At the Oireachtas Finance Committee, TDs raised concerns about the Lotto draw and the level of prize money that has gone unclaimed in recent years.
Speaking at the meeting, Premier Lotteries Limited chief executive Andre Algeo revealed the number of tickets sold in the last four months, when the jackpot has not been won, has been "higher than normal".
Mr Algeo also told the committee at least €107m in prize money has gone unclaimed since 2016.
He said the unclaimed prize money is used to promote the National Lottery which he said meant more tickets being sold and customers benefiting from bigger jackpots.
He said the new 'must be won' draw will be introduced "as soon as possible" and could see the jackpot divided between players who have five numbers or five numbers and a bonus ball if not one has picked the exact six numbers drawn.
Regulator of the National Lottery, Carol Boate, said she was contacted by Premier Lotteries in November about the possibility of introducing a 'must be won' draw.
But a formal request to change the draw only came in December after issues with the jackpot were raised by Fine Gael TD Bernard Durkan.
Finance Committee chair John McGuinness said the Lotto operator seemed to be benefiting from unclaimed prize money.
Mr Algeo said the unclaimed prizes amounted to €17m in 2020; €19m in 2019; €19m in 2018; €16m in 2017; €16m in 2016 and €20m in 2015.
Aontú leader Peadar Tóibín said the National Lottery "system is broken" and claimed it "didn't happen by accident".
Mr Tóibín said the addition of extra balls to the draw had made it more difficult to win for players.
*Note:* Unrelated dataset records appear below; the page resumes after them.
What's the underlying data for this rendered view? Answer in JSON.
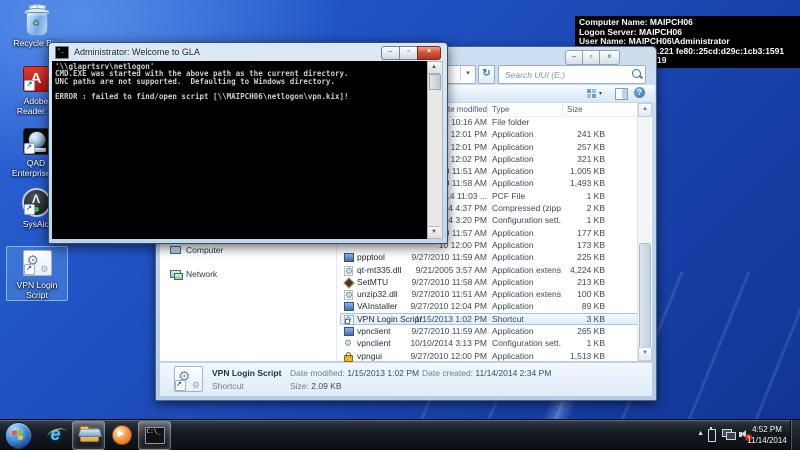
{
  "desktop": {
    "icons": [
      {
        "label": "Recycle Bin"
      },
      {
        "label": "Adobe\nReader XI"
      },
      {
        "label": "QAD\nEnterprise ..."
      },
      {
        "label": "SysAid"
      },
      {
        "label": "VPN Login\nScript",
        "selected": true
      }
    ],
    "bginfo": [
      "Computer Name: MAIPCH06",
      "Logon Server: MAIPCH06",
      "User Name: MAIPCH06\\Administrator",
      ".221 fe80::25cd:d29c:1cb3:1591",
      "19"
    ]
  },
  "cmd": {
    "title": "Administrator:  Welcome to GLA",
    "lines": [
      "'\\\\glaprtsrv\\netlogon'",
      "CMD.EXE was started with the above path as the current directory.",
      "UNC paths are not supported.  Defaulting to Windows directory.",
      "",
      "ERROR : failed to find/open script [\\\\MAIPCH06\\netlogon\\vpn.kix]!"
    ]
  },
  "explorer": {
    "search_placeholder": "Search UUI (E:)",
    "columns": {
      "date": "Date modified",
      "type": "Type",
      "size": "Size"
    },
    "sidebar": [
      {
        "label": "Computer"
      },
      {
        "label": "Network"
      }
    ],
    "files": [
      {
        "name": "",
        "date": "2 10:16 AM",
        "type": "File folder",
        "size": "",
        "icon": "none"
      },
      {
        "name": "",
        "date": "10 12:01 PM",
        "type": "Application",
        "size": "241 KB",
        "icon": "none"
      },
      {
        "name": "",
        "date": "10 12:01 PM",
        "type": "Application",
        "size": "257 KB",
        "icon": "none"
      },
      {
        "name": "",
        "date": "10 12:02 PM",
        "type": "Application",
        "size": "321 KB",
        "icon": "none"
      },
      {
        "name": "",
        "date": "10 11:51 AM",
        "type": "Application",
        "size": "1,005 KB",
        "icon": "none"
      },
      {
        "name": "",
        "date": "10 11:58 AM",
        "type": "Application",
        "size": "1,493 KB",
        "icon": "none"
      },
      {
        "name": "",
        "date": "014 11:03 ...",
        "type": "PCF File",
        "size": "1 KB",
        "icon": "none"
      },
      {
        "name": "",
        "date": "014 4:37 PM",
        "type": "Compressed (zipp...",
        "size": "2 KB",
        "icon": "none"
      },
      {
        "name": "",
        "date": "014 3:20 PM",
        "type": "Configuration sett...",
        "size": "1 KB",
        "icon": "none"
      },
      {
        "name": "",
        "date": "10 11:57 AM",
        "type": "Application",
        "size": "177 KB",
        "icon": "none"
      },
      {
        "name": "",
        "date": "10 12:00 PM",
        "type": "Application",
        "size": "173 KB",
        "icon": "none"
      },
      {
        "name": "ppptool",
        "date": "9/27/2010 11:59 AM",
        "type": "Application",
        "size": "225 KB",
        "icon": "app"
      },
      {
        "name": "qt-mt335.dll",
        "date": "9/21/2005 3:57 AM",
        "type": "Application extens...",
        "size": "4,224 KB",
        "icon": "dll"
      },
      {
        "name": "SetMTU",
        "date": "9/27/2010 11:58 AM",
        "type": "Application",
        "size": "213 KB",
        "icon": "setmtu"
      },
      {
        "name": "unzip32.dll",
        "date": "9/27/2010 11:51 AM",
        "type": "Application extens...",
        "size": "100 KB",
        "icon": "dll"
      },
      {
        "name": "VAInstaller",
        "date": "9/27/2010 12:04 PM",
        "type": "Application",
        "size": "89 KB",
        "icon": "app"
      },
      {
        "name": "VPN Login Script",
        "date": "1/15/2013 1:02 PM",
        "type": "Shortcut",
        "size": "3 KB",
        "icon": "shortcut",
        "selected": true
      },
      {
        "name": "vpnclient",
        "date": "9/27/2010 11:59 AM",
        "type": "Application",
        "size": "265 KB",
        "icon": "app"
      },
      {
        "name": "vpnclient",
        "date": "10/10/2014 3:13 PM",
        "type": "Configuration sett...",
        "size": "1 KB",
        "icon": "config"
      },
      {
        "name": "vpngui",
        "date": "9/27/2010 12:00 PM",
        "type": "Application",
        "size": "1,513 KB",
        "icon": "lock"
      }
    ],
    "details": {
      "name": "VPN Login Script",
      "type": "Shortcut",
      "date_modified_label": "Date modified:",
      "date_modified": "1/15/2013 1:02 PM",
      "size_label": "Size:",
      "size": "2.09 KB",
      "date_created_label": "Date created:",
      "date_created": "11/14/2014 2:34 PM"
    }
  },
  "taskbar": {
    "time": "4:52 PM",
    "date": "11/14/2014"
  },
  "glyphs": {
    "minimize": "–",
    "maximize": "▫",
    "close": "×",
    "chevron_down": "▾",
    "refresh": "↻",
    "help": "?",
    "scroll_up": "▲",
    "scroll_down": "▼",
    "recycle": "♻",
    "adobe_a": "A",
    "sysaid_a": "Λ",
    "gear": "⚙",
    "shortcut_arrow": "↗",
    "ie_e": "e",
    "tray_chevron": "▲",
    "muted": "–"
  },
  "colors": {
    "accent_blue": "#2d7ac0",
    "close_red": "#c9472c",
    "selection_blue": "#dcebfa",
    "wallpaper_blue": "#1f4fc0"
  }
}
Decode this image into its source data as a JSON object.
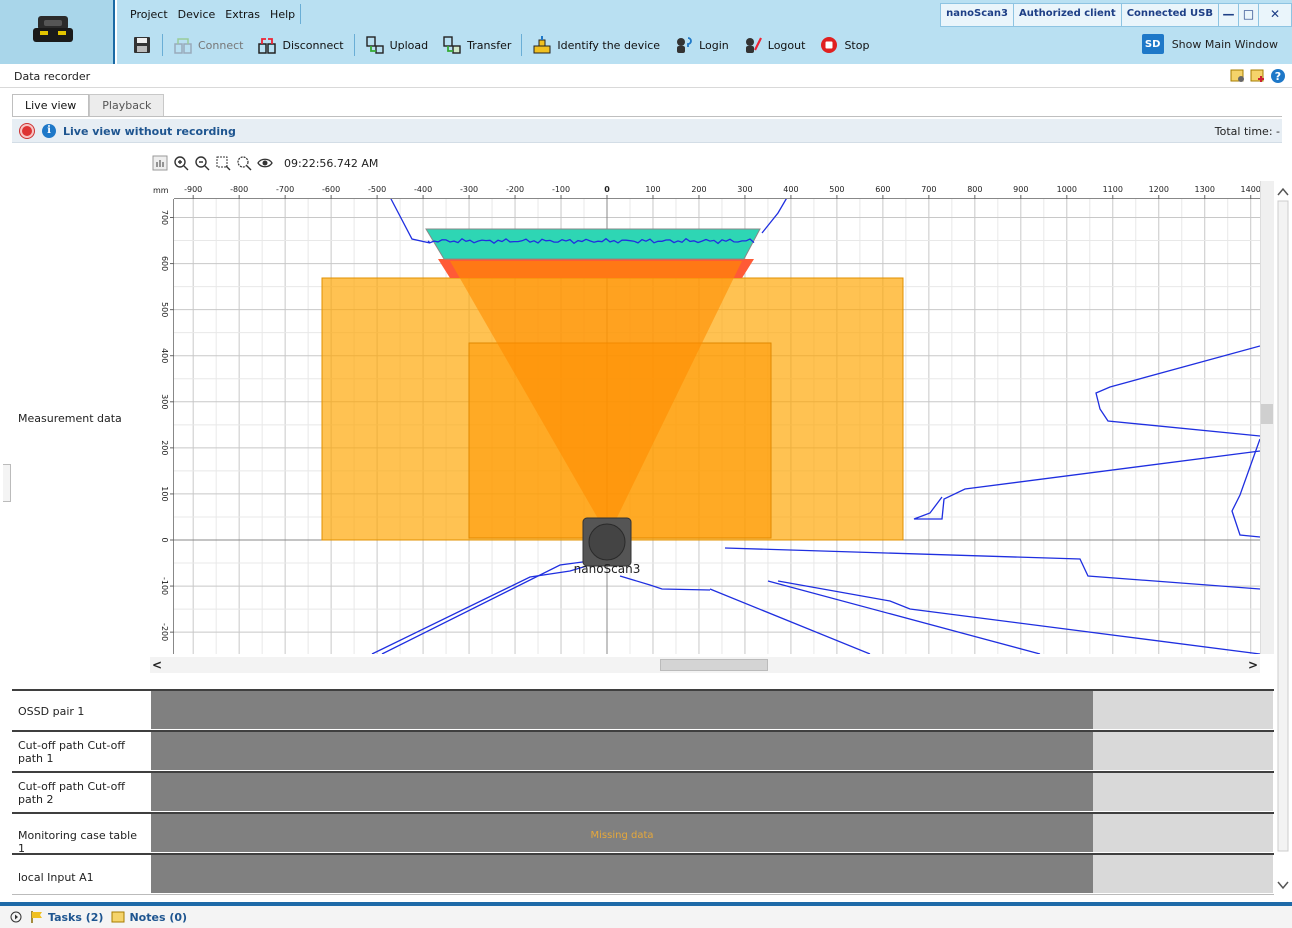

The TD took exception to Mr Algeo when he said he could not provide a breakdown of his company's monthly turnover for commercial sensitivity reasons.
Mr Tóibín asked who the National Lottery is in competition with and Mr Alego said "everybody who is competing for household disposable expenditure".
Sinn Féin TD Mairead Farrell said the "privatisation" of the National Lottery was "always going to decrease the number of winners and increase the number of losers".